Alioth – A new limited edition print
This past October, I was selected to participate in an international print exchange organized by @im_printed. My group of 20 artists was assigned the theme of “Depth” and we were given just about a month to produce a brand new limited edition print and mail these to the UK. I am eagerly awaiting my return package with everyone else’s interpretation of this theme. In the meantime, I am thrilled to share my submission.
I actually struggled with this theme quite a bit because my mind automatically went to the idea of water (which I thought was too expected) or the underground (which I rejected for this project because I had a really intricate concept in mind and I work mainly with simple graphic shapes). I did, actually, sketch out and carve a take on the concept of water (which I loved!) but in the end, with the timeline I had for this project and the level of precision in aligning the pieces that would have been required (not to mention the time I needed to dry each of the four layers of ink in between printing), I simply didn’t have the time to execute it well. So I parked it for another time. My second idea, however, worked out brilliantly, and was just abstract enough to fit with my personal style.

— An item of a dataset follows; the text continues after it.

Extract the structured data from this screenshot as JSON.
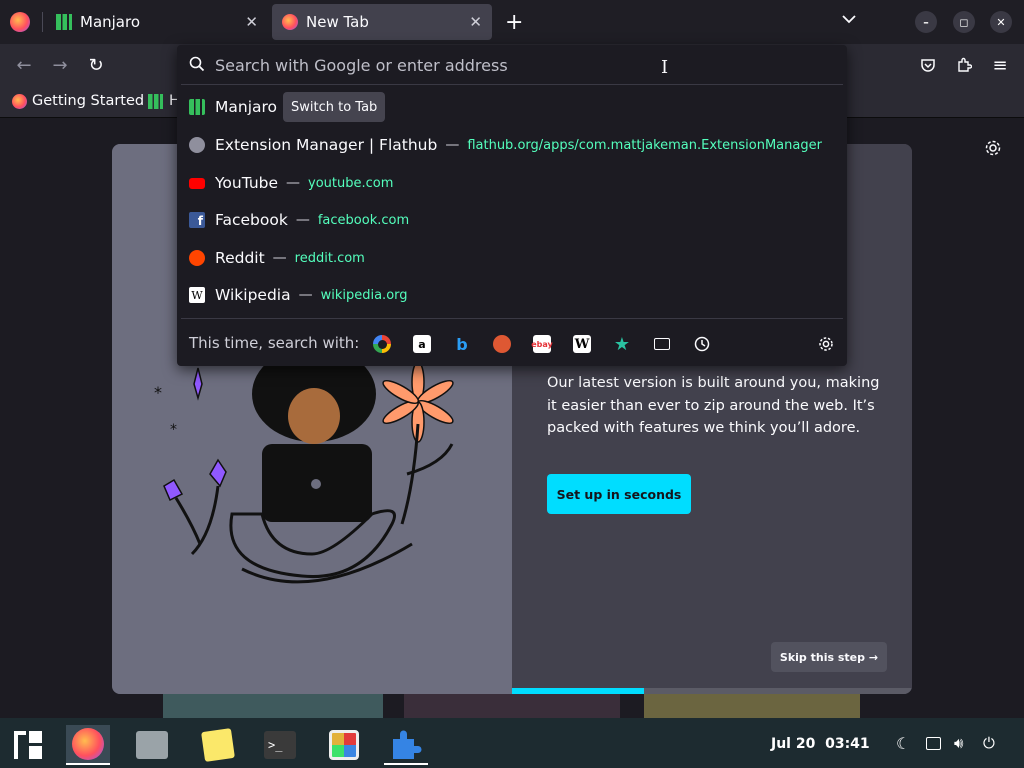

I am thrilled to introduce you to Alioth, a limited edition of 24 prints named after the brightest star in the Big Dipper asterism. It represents both the depth of the night sky and the depth of meaning we have imbued our solar system with. People have been using the night sky both as a navigational tool and a story book for millennia. The asterisms of Big Dipper and Little Dipper (which is what I chose to depict) are two of the most popular ones and are known by many names across the world. Big Dipper is often the first “constellation” (it’s actually an asterism) many people learn to identify in the night sky and it has quite a few names. Celestial Bear, The Seven Great Sages, Northern Dipper, the Government, The Ladle, Seven Gods, the Lough, Butcher’s Cleaver, Charles’ Wain, Great Wagon, Drinking Gourd – these all hold meaning and stories.
An added layer of interest for me comes from two bits of information:
- While star positions change, this particular grouping of stars will look much the same in another 25,000 years (pretty cool!); and
- Alioth comes from the Arabic alyat, meaning “fat tail of a sheep”. As a fibre artist as well as a printmaker, I found this serendipity absolutely irresistible.
I hope you enjoy the print!